It’s time for an apology. But apologies can be tricky and can backfire. Without some forethought, an apology – public or private – is no guarantee you’ll redeem yourself. Sometimes, people aren’t ready to forgive.
More often than not, however, your apology fails because you apologize the wrong way. Most people approach it with some version of:
- “I’m sorry, I didn’t mean to —-, I was only trying to —-.”
- “I wasn’t implying that you —-, I only wanted to express my —-.”
- “I had a good reason for saying —-, please understand where I’m coming from.”
In other words, we make the apology all about ourselves. We justify, explain, and coat it with our own polish.
When you screw up, people don’t want to hear about you. In order for them to forgive you, they want to know you recognize how you offended them. Your rationalizations for offending them aren’t going to endear you.
Make your apology about them and how they must be feeling. If you’re not sure what that is, ask. Focus on how they have been affected by your mistake or your words. Ask what they need from you.
You should take all ambiguity out of the situation. Don’t assume you know how they feel. Inquire, and listen to their answers.
Acknowledge Their Feelings and Values
The people you’ve offended need you to acknowledge their perspective. Don’t argue it. Let them know you hear them by affirming and encouraging them to talk about what is important to them.
When you listen to them talk about their feelings, you are opening the door to healing the damage done.
Restore Common Ground
When you make a mistake or say the wrong thing, you diminish trust in the relationship you have. You need to repair that by reminding them of your shared history, your shared goals. You reassure the other party that you want to continue to share commonalities with them and work together again. Your apology should include your intention to not let them down again.
Know Your Audience
Fine tuning an apology depends on knowing how you’ve offended them and what actions will aid in repairing the relationship. Often a simple statement of empathy will go a long way to restoring trust. At other times some form of compensation is in order.
There are no hard rules as to how to deliver an apology – whether written, public, private, or otherwise. Each is unique in its own way. What is appropriate in one situation is not in another. Only you can tell how to phrase it, how to deliver it, and how to make it resonate with the other party.
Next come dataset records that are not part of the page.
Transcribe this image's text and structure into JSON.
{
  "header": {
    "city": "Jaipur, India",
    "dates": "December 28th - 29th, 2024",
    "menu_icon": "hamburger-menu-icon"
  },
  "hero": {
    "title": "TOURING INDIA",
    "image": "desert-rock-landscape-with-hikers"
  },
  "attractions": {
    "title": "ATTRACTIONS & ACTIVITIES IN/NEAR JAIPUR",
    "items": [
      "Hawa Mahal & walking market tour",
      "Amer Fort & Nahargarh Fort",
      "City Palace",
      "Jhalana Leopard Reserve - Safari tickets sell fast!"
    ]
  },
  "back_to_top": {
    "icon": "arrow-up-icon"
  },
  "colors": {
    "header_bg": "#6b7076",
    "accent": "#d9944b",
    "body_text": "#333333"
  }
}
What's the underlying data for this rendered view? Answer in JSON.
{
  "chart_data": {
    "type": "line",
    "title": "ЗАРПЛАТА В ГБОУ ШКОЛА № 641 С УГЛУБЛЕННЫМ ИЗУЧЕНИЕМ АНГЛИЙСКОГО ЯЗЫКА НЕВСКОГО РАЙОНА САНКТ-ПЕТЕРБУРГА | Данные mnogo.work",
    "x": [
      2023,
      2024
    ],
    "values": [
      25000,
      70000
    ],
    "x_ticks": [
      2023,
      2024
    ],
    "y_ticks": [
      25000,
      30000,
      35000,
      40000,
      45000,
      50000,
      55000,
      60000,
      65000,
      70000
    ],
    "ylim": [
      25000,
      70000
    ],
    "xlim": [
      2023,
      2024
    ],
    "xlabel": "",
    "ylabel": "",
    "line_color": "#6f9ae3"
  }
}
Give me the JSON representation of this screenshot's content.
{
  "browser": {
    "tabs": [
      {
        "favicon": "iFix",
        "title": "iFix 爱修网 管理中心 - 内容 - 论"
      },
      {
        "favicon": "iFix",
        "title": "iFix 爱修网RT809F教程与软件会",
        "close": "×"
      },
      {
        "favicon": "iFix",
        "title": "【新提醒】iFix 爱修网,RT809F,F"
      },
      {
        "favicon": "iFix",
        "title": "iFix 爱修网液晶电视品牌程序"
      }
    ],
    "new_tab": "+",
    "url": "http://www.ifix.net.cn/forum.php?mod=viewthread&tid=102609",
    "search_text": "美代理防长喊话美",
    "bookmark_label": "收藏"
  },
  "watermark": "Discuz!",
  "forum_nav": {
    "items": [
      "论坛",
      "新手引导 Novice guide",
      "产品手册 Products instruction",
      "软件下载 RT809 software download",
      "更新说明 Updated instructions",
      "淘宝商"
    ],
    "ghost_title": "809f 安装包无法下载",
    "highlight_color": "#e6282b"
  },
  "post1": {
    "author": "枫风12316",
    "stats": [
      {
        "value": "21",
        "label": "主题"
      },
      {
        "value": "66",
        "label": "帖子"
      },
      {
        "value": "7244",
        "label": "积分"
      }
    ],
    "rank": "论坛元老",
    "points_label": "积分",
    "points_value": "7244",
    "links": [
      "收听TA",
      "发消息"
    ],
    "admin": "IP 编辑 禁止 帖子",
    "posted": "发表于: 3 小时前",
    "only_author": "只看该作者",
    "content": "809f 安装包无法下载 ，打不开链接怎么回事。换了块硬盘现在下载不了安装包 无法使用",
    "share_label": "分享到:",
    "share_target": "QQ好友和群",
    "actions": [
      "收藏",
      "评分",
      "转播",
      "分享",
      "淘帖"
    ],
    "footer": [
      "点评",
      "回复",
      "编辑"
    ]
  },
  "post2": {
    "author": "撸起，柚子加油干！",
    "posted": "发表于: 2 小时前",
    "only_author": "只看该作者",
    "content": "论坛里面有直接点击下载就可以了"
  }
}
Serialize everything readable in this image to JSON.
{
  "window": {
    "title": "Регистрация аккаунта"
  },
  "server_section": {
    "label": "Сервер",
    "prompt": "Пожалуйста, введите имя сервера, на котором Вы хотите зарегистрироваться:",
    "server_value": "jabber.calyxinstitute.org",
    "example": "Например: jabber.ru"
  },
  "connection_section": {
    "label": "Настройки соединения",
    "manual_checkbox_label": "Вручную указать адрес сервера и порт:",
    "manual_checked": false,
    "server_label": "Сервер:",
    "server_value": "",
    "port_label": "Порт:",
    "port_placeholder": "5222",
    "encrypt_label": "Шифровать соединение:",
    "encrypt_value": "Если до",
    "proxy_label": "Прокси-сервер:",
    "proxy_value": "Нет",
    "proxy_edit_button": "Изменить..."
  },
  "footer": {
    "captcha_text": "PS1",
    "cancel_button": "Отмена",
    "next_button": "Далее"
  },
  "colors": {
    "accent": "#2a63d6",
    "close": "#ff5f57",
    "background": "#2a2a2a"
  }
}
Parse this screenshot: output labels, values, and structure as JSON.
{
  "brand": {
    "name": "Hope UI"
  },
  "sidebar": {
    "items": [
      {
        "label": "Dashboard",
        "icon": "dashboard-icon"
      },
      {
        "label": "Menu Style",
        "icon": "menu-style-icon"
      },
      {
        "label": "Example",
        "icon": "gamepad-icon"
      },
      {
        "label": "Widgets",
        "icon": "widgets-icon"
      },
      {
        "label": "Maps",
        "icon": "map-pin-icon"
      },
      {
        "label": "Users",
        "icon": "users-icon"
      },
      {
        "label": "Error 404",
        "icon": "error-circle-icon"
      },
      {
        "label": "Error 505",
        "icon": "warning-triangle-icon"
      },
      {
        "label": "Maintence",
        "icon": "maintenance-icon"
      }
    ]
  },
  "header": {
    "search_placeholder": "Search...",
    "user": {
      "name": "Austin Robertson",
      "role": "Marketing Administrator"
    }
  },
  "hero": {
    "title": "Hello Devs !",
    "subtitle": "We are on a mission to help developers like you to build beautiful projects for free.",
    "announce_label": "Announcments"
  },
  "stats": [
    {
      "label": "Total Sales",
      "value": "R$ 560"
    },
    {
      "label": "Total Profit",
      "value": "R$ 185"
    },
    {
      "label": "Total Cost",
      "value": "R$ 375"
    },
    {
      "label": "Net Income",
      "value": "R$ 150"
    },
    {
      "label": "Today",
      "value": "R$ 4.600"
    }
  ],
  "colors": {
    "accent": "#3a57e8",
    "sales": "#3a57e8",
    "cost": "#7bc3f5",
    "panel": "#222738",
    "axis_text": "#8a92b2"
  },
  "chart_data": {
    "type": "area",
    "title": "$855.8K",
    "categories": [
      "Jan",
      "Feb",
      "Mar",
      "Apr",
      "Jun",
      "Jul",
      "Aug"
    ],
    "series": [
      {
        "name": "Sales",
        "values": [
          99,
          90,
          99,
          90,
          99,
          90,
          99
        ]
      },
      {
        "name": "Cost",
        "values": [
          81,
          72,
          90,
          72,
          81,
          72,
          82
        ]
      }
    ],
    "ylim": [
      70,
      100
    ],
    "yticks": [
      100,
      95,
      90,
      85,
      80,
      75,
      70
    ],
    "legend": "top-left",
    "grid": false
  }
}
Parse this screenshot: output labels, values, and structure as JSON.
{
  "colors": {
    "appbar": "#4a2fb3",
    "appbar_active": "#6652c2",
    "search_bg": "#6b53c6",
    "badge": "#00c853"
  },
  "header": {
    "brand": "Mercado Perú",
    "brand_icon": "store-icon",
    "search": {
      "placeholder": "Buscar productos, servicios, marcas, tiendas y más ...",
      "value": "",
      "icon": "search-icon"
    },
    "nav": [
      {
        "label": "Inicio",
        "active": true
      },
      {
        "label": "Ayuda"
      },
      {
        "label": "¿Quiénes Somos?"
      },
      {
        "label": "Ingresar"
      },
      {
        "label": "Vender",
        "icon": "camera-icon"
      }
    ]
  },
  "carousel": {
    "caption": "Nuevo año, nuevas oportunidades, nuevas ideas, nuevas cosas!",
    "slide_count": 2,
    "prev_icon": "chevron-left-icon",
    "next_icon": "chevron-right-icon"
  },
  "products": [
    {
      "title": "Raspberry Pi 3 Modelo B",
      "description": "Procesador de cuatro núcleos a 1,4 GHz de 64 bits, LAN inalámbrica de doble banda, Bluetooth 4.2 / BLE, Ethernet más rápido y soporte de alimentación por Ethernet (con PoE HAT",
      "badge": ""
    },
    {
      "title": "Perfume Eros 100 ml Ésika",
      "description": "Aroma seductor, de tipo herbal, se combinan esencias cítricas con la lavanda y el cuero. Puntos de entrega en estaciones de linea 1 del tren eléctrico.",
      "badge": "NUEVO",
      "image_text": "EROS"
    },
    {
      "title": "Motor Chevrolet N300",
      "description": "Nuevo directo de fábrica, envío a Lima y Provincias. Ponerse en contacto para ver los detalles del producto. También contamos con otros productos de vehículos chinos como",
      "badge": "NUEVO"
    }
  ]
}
An apology always requires you to offer an expression of empathy to the offended party. Without sincerely stating how your error has affected them, your apology becomes a hollow justification of yourself and your actions.
When crafting an apology, ask yourself, “Who am I talking to, and what are they looking for in my apology?” If you’re not sure, then consult with a trusted peer or your coach.